“From speaking informally to people in Irish Rail, I think it's taken as a given that the level of investment that's now happening all-but-guarantees the re-opening of stations at Blarney and Blackpool in this decade,” Cllr Moran told Tripe+Drisheen.
“However, a new station at Tivoli is based on the Port of Cork moving to Ringaskiddy and the current docklands being used for housing, which is at least 10 years away,” he added.
Cllr Moran said it’s “frustrating that the commitment to re-opening the stations is in the next financial envelope of the project, after 2026. It means officials can't formally give that commitment, but common sense says no-one would put that much money to enable something and then not build the stations.”
However, while he thinks that the operational and political will is evident, his concern is that delays in the planning process at An Bord Pleanála could hamper funding, which he said would be a “disaster.”
Opening new stations will transform the landscape of Cork, said Ciarán Meers, founding member of Cork Commuter Coalition, a group advocating for better public transport in Cork city and county.
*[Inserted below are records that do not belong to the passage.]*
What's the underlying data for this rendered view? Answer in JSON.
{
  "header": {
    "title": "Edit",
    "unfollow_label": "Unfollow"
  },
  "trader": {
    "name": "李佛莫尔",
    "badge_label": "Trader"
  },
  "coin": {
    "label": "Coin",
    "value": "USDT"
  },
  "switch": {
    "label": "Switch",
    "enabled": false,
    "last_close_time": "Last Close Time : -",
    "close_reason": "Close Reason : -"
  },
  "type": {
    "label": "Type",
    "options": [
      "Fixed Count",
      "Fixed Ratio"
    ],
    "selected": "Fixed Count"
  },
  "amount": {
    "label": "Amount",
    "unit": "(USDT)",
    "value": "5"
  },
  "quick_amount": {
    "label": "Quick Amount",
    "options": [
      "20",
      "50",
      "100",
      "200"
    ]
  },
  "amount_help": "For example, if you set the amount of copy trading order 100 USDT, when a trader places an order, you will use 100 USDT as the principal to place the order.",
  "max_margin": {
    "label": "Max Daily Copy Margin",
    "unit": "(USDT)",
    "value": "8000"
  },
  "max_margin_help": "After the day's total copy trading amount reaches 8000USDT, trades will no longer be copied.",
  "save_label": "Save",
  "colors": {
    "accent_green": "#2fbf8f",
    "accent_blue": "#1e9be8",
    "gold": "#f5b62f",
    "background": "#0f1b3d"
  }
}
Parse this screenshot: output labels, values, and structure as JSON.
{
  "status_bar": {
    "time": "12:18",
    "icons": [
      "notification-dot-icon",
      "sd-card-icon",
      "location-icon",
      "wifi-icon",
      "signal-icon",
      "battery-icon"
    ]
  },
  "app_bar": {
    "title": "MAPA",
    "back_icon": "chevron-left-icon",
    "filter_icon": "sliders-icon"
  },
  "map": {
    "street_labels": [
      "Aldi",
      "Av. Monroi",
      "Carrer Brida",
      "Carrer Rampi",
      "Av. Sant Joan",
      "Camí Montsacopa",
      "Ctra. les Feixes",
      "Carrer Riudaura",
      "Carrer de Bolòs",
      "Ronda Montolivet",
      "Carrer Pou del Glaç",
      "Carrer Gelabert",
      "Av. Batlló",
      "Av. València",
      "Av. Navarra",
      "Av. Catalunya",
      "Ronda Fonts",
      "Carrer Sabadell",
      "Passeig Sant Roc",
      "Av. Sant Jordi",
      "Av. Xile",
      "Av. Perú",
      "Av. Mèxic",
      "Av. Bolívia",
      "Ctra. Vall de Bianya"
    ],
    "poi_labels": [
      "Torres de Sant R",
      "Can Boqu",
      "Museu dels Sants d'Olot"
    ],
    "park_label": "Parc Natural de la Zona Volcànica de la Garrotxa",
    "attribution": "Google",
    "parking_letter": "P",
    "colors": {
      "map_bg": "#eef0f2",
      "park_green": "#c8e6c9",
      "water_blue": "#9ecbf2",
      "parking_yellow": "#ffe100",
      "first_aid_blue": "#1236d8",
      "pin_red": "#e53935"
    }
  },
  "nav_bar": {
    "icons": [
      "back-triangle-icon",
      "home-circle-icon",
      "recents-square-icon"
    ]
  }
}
A new station at "Tivoli will allow for new urban neighborhoods, while long-awaited stations in Blackpool and Blarney will provide connectivity within the city where it has been seriously lacking," Mr Meers said, adding that the new station network should complement the redesigned bus network as part of BusConnects.
But Mr Meers, too, sounded a note of cautious optimism, noting that "many past train station projects have spent years languishing in the planning stage, so it's no wonder that there's little trust until they actually materialise."
He also highlighted that even when new stations do come online, it's imperative that they adhere to principles of good design and universal access.
Ms Love said that investment in rail needs to keep pace with population projections for Cork. According to CMATS forecasting, Cork will be the fastest-growing city region in Ireland, with a projected 50% to 60% increase in its population in the period up to 2040.
"We need to respond to that, and the transport system is at capacity (in Cork)," Ms Love said.
"So, I think this is essential, and there's a real push, I think, for this to happen and to improve our network and to make rail more attractive and public transport more appealing to people."